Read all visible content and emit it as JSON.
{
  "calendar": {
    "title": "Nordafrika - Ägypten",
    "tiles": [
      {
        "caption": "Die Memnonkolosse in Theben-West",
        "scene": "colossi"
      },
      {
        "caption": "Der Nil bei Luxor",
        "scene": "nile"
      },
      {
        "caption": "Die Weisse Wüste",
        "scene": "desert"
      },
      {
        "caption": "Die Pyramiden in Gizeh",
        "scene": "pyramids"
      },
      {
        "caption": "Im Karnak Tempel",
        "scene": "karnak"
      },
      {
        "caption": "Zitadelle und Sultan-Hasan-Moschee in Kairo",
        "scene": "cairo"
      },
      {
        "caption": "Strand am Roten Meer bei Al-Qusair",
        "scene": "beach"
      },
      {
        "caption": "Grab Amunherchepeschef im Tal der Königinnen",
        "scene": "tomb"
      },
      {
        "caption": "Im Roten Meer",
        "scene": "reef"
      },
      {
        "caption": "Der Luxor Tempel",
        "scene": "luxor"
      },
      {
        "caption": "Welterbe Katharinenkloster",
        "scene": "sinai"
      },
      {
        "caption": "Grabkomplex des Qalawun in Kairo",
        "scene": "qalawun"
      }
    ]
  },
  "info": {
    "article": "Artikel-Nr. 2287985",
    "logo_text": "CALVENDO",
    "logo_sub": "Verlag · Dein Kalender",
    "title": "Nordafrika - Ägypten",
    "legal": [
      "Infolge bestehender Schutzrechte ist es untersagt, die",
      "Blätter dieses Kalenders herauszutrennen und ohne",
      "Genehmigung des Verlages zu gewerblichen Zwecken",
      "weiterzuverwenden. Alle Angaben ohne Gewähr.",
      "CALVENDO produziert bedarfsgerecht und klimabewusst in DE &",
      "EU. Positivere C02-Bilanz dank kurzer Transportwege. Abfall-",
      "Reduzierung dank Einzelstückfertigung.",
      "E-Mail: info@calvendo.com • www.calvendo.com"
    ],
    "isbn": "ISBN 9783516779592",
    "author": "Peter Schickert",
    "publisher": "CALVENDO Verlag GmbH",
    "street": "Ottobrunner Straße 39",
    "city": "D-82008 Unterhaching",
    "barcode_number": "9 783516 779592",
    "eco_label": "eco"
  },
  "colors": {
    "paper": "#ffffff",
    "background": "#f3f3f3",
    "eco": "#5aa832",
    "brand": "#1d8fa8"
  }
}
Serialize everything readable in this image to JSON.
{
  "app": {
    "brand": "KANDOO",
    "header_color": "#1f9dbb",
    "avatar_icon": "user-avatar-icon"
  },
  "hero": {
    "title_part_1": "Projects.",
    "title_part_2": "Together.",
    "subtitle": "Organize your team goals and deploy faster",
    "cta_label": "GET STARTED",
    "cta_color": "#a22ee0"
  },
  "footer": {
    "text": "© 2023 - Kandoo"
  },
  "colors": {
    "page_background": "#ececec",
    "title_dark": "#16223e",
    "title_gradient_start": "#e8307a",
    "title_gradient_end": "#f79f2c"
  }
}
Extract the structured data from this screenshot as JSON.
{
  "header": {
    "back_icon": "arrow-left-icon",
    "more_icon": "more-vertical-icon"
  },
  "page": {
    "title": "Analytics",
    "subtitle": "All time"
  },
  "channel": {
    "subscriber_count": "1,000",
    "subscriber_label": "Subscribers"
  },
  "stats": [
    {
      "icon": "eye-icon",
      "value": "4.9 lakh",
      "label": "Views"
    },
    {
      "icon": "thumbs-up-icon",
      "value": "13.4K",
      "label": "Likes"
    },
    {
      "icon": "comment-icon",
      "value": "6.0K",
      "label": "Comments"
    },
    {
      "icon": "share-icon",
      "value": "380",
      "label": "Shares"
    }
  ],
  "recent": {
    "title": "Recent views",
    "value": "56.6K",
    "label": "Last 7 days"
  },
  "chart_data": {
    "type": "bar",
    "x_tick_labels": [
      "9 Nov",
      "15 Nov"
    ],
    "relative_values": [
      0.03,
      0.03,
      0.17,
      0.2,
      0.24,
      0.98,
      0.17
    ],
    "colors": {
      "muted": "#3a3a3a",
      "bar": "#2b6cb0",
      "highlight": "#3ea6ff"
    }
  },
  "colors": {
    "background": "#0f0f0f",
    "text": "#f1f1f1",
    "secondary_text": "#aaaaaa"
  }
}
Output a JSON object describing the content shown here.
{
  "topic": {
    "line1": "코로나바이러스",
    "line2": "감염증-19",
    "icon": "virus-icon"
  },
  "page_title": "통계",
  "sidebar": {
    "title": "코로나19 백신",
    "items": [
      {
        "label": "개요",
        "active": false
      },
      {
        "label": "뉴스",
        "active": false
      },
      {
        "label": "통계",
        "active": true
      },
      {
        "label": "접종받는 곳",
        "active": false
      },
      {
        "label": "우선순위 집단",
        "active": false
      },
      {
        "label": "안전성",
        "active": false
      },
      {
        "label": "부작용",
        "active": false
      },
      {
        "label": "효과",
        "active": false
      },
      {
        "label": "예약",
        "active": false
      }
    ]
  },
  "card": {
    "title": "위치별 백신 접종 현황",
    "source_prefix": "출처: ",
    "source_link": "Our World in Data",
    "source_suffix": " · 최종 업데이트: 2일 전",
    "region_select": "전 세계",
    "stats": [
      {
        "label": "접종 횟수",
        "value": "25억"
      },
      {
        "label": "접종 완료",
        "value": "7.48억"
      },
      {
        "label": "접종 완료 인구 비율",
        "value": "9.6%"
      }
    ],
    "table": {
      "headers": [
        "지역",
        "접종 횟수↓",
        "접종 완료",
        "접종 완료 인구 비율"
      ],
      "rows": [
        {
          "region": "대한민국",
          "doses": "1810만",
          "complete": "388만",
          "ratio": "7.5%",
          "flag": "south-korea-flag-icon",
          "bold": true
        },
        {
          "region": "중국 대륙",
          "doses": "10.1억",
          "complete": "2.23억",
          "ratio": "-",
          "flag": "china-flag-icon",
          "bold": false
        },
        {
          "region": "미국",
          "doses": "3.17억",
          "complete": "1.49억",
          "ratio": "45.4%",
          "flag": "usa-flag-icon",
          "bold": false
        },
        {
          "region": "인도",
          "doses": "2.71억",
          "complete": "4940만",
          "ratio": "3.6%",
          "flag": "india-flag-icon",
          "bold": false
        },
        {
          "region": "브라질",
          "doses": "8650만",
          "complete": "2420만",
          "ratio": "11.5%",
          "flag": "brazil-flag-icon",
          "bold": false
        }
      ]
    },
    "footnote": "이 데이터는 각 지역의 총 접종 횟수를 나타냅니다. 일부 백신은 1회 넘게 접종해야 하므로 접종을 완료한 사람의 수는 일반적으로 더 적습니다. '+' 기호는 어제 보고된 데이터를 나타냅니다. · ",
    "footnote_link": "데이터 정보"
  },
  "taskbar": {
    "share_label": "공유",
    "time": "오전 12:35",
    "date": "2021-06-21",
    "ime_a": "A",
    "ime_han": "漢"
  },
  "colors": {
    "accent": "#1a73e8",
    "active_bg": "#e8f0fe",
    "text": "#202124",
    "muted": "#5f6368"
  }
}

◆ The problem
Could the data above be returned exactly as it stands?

◆ Written response
Read all visible content and emit it as JSON.
{
  "calendar": {
    "title": "Nordafrika - Ägypten",
    "tiles": [
      {
        "caption": "Die Memnonkolosse in Theben-West",
        "scene": "colossi"
      },
      {
        "caption": "Der Nil bei Luxor",
        "scene": "nile"
      },
      {
        "caption": "Die Weisse Wüste",
        "scene": "desert"
      },
      {
        "caption": "Die Pyramiden in Gizeh",
        "scene": "pyramids"
      },
      {
        "caption": "Im Karnak Tempel",
        "scene": "karnak"
      },
      {
        "caption": "Zitadelle und Sultan-Hasan-Moschee in Kairo",
        "scene": "cairo"
      },
      {
        "caption": "Strand am Roten Meer bei Al-Qusair",
        "scene": "beach"
      },
      {
        "caption": "Grab Amunherchepeschef im Tal der Königinnen",
        "scene": "tomb"
      },
      {
        "caption": "Im Roten Meer",
        "scene": "reef"
      },
      {
        "caption": "Der Luxor Tempel",
        "scene": "luxor"
      },
      {
        "caption": "Welterbe Katharinenkloster",
        "scene": "sinai"
      },
      {
        "caption": "Grabkomplex des Qalawun in Kairo",
        "scene": "qalawun"
      }
    ]
  },
  "info": {
    "article": "Artikel-Nr. 2287985",
    "logo_text": "CALVENDO",
    "logo_sub": "Verlag · Dein Kalender",
    "title": "Nordafrika - Ägypten",
    "legal": [
      "Infolge bestehender Schutzrechte ist es untersagt, die",
      "Blätter dieses Kalenders herauszutrennen und ohne",
      "Genehmigung des Verlages zu gewerblichen Zwecken",
      "weiterzuverwenden. Alle Angaben ohne Gewähr.",
      "CALVENDO produziert bedarfsgerecht und klimabewusst in DE &",
      "EU. Positivere C02-Bilanz dank kurzer Transportwege. Abfall-",
      "Reduzierung dank Einzelstückfertigung.",
      "E-Mail: info@calvendo.com • www.calvendo.com"
    ],
    "isbn": "ISBN 9783516779592",
    "author": "Peter Schickert",
    "publisher": "CALVENDO Verlag GmbH",
    "street": "Ottobrunner Straße 39",
    "city": "D-82008 Unterhaching",
    "barcode_number": "9 783516 779592",
    "eco_label": "eco"
  },
  "colors": {
    "paper": "#ffffff",
    "background": "#f3f3f3",
    "eco": "#5aa832",
    "brand": "#1d8fa8"
  }
}
Serialize everything readable in this image to JSON.
{
  "app": {
    "brand": "KANDOO",
    "header_color": "#1f9dbb",
    "avatar_icon": "user-avatar-icon"
  },
  "hero": {
    "title_part_1": "Projects.",
    "title_part_2": "Together.",
    "subtitle": "Organize your team goals and deploy faster",
    "cta_label": "GET STARTED",
    "cta_color": "#a22ee0"
  },
  "footer": {
    "text": "© 2023 - Kandoo"
  },
  "colors": {
    "page_background": "#ececec",
    "title_dark": "#16223e",
    "title_gradient_start": "#e8307a",
    "title_gradient_end": "#f79f2c"
  }
}
Extract the structured data from this screenshot as JSON.
{
  "header": {
    "back_icon": "arrow-left-icon",
    "more_icon": "more-vertical-icon"
  },
  "page": {
    "title": "Analytics",
    "subtitle": "All time"
  },
  "channel": {
    "subscriber_count": "1,000",
    "subscriber_label": "Subscribers"
  },
  "stats": [
    {
      "icon": "eye-icon",
      "value": "4.9 lakh",
      "label": "Views"
    },
    {
      "icon": "thumbs-up-icon",
      "value": "13.4K",
      "label": "Likes"
    },
    {
      "icon": "comment-icon",
      "value": "6.0K",
      "label": "Comments"
    },
    {
      "icon": "share-icon",
      "value": "380",
      "label": "Shares"
    }
  ],
  "recent": {
    "title": "Recent views",
    "value": "56.6K",
    "label": "Last 7 days"
  },
  "chart_data": {
    "type": "bar",
    "x_tick_labels": [
      "9 Nov",
      "15 Nov"
    ],
    "relative_values": [
      0.03,
      0.03,
      0.17,
      0.2,
      0.24,
      0.98,
      0.17
    ],
    "colors": {
      "muted": "#3a3a3a",
      "bar": "#2b6cb0",
      "highlight": "#3ea6ff"
    }
  },
  "colors": {
    "background": "#0f0f0f",
    "text": "#f1f1f1",
    "secondary_text": "#aaaaaa"
  }
}
Output a JSON object describing the content shown here.
{
  "topic": {
    "line1": "코로나바이러스",
    "line2": "감염증-19",
    "icon": "virus-icon"
  },
  "page_title": "통계",
  "sidebar": {
    "title": "코로나19 백신",
    "items": [
      {
        "label": "개요",
        "active": false
      },
      {
        "label": "뉴스",
        "active": false
      },
      {
        "label": "통계",
        "active": true
      },
      {
        "label": "접종받는 곳",
        "active": false
      },
      {
        "label": "우선순위 집단",
        "active": false
      },
      {
        "label": "안전성",
        "active": false
      },
      {
        "label": "부작용",
        "active": false
      },
      {
        "label": "효과",
        "active": false
      },
      {
        "label": "예약",
        "active": false
      }
    ]
  },
  "card": {
    "title": "위치별 백신 접종 현황",
    "source_prefix": "출처: ",
    "source_link": "Our World in Data",
    "source_suffix": " · 최종 업데이트: 2일 전",
    "region_select": "전 세계",
    "stats": [
      {
        "label": "접종 횟수",
        "value": "25억"
      },
      {
        "label": "접종 완료",
        "value": "7.48억"
      },
      {
        "label": "접종 완료 인구 비율",
        "value": "9.6%"
      }
    ],
    "table": {
      "headers": [
        "지역",
        "접종 횟수↓",
        "접종 완료",
        "접종 완료 인구 비율"
      ],
      "rows": [
        {
          "region": "대한민국",
          "doses": "1810만",
          "complete": "388만",
          "ratio": "7.5%",
          "flag": "south-korea-flag-icon",
          "bold": true
        },
        {
          "region": "중국 대륙",
          "doses": "10.1억",
          "complete": "2.23억",
          "ratio": "-",
          "flag": "china-flag-icon",
          "bold": false
        },
        {
          "region": "미국",
          "doses": "3.17억",
          "complete": "1.49억",
          "ratio": "45.4%",
          "flag": "usa-flag-icon",
          "bold": false
        },
        {
          "region": "인도",
          "doses": "2.71억",
          "complete": "4940만",
          "ratio": "3.6%",
          "flag": "india-flag-icon",
          "bold": false
        },
        {
          "region": "브라질",
          "doses": "8650만",
          "complete": "2420만",
          "ratio": "11.5%",
          "flag": "brazil-flag-icon",
          "bold": false
        }
      ]
    },
    "footnote": "이 데이터는 각 지역의 총 접종 횟수를 나타냅니다. 일부 백신은 1회 넘게 접종해야 하므로 접종을 완료한 사람의 수는 일반적으로 더 적습니다. '+' 기호는 어제 보고된 데이터를 나타냅니다. · ",
    "footnote_link": "데이터 정보"
  },
  "taskbar": {
    "share_label": "공유",
    "time": "오전 12:35",
    "date": "2021-06-21",
    "ime_a": "A",
    "ime_han": "漢"
  },
  "colors": {
    "accent": "#1a73e8",
    "active_bg": "#e8f0fe",
    "text": "#202124",
    "muted": "#5f6368"
  }
}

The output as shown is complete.